The risks in disclosure are high. While breaking the silence may contribute to healing and reconciliation, it may also lead to additional wounding and trauma. Confronting perpetrators and institutions is an adversarial and risky situation that offers no guarantees. Still there are some professionals who work in this field who insist that truth telling is the way to healing.

Deciding whether or not she (or he) needs and wants to disclose and confront is the first instance where an advocate could help and support the survivor. The trained advocate can walk with the survivor and offer deep listening, knowledge about the complex dynamics of clergy sexual misconduct, and knowledge about the institutional process. When the survivor decides to use the institutional process, the advocate can facilitate communication, monitor and help interpret the institutional process.

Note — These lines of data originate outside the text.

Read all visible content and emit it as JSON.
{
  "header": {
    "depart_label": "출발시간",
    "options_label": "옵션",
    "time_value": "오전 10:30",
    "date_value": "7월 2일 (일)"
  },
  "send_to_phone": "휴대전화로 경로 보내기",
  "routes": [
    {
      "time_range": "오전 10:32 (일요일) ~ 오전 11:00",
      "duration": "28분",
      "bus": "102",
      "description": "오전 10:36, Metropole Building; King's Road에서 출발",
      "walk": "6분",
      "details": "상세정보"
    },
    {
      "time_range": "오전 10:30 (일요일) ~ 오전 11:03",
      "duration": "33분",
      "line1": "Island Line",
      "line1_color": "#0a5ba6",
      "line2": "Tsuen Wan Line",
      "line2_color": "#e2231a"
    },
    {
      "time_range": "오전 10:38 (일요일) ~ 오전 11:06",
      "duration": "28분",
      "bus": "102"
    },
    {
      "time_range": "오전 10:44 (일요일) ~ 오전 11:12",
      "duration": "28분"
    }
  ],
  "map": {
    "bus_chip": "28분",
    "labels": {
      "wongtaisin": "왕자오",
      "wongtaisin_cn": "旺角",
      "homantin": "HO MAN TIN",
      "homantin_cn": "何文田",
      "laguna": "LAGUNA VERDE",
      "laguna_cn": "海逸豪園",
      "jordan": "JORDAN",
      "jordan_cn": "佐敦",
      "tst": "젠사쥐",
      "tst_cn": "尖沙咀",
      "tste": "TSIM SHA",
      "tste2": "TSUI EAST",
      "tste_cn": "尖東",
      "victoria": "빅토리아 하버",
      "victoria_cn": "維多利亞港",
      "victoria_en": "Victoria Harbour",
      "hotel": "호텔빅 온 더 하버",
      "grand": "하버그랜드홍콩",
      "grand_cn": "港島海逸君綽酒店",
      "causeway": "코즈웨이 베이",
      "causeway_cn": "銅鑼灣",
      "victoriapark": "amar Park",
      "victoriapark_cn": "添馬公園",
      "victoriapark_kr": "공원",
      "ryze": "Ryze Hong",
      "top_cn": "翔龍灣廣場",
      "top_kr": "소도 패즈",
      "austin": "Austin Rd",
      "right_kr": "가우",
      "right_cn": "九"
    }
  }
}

The Role of the Advocate

We are indebted to Heather Block whose "Advocacy Training Manual, Advocating for Survivors of Sexual Abuse by a Church Leader/Caregiver" informs our understanding of the great potential an advocate has for assisting and supporting a survivor through the institutional process. The manual gives detailed descriptions of the advocate's role, qualifications and responsibilities. While the manual was written to offer guidelines for advocates, the information is valuable for anyone interested in promoting justice and compassion for survivors of abuse. The information that follows, based on Heather Block's work, will not replace the wisdom and detail in the manual. The hope is that you will have a better understanding of what an advocate might accomplish and how.

The advocate's role includes the following: [2]

  • listening—in a believing and nonjudgmental manner
  • problem-solving
  • assisting survivors in locating other supports
  • locating the institution's policy regarding sexual abuse by church leaders/caregivers
  • suggesting options
  • helping the survivor write the experience down
  • attending meetings, investigatory hearings with the survivor
  • clarifying goals
  • supporting
  • speaking on the survivor's behalf when they cannot speak themselves
  • modeling appropriate boundaries
  • documenting
  • locating information [3]

However, the advocate is not the therapist or lawyer or decision-maker. Clear boundaries are important for an advocate too.

Qualifications of the Advocate

Because the role of the advocate is unique and demanding, training, preparation and personal qualities are important. In her training manual, Heather Block lists the following qualifications that are helpful for an advocate:

  • knowledge of sexual abuse by a church leader/caregiver and its effects
  • good listening, problem-solving and communication skills
  • outside of the particular situation and able to provide a more objective perspective
  • in touch with own feelings and able to process them
  • aware of own feelings with respect to sexual abuse by a church leader/caregiver
  • trained regarding advocacy work
  • comfortable with conflict and an ability to manage it constructively
  • knows the limitation of the role of an advocate
  • aware of own boundaries
  • be of the same gender and race as the victim, if victim/survivor prefers

Justice for All

Restorative justice is a philosophy that provides the framework for responding to clergy sexual misconduct in a manner that supports healing for the victim/survivor, the second circle and the perpetrator. The advocate can be a key intermediary who brings ministry, compassion and justice to victim/survivors on behalf of the denomination.


  1. Heather Block, "Advocacy Training Manual", Mennonite Central Committee Canada, 1996
  2. Ibid
  3. Ibid

For more information contact safecongregations@uua.org.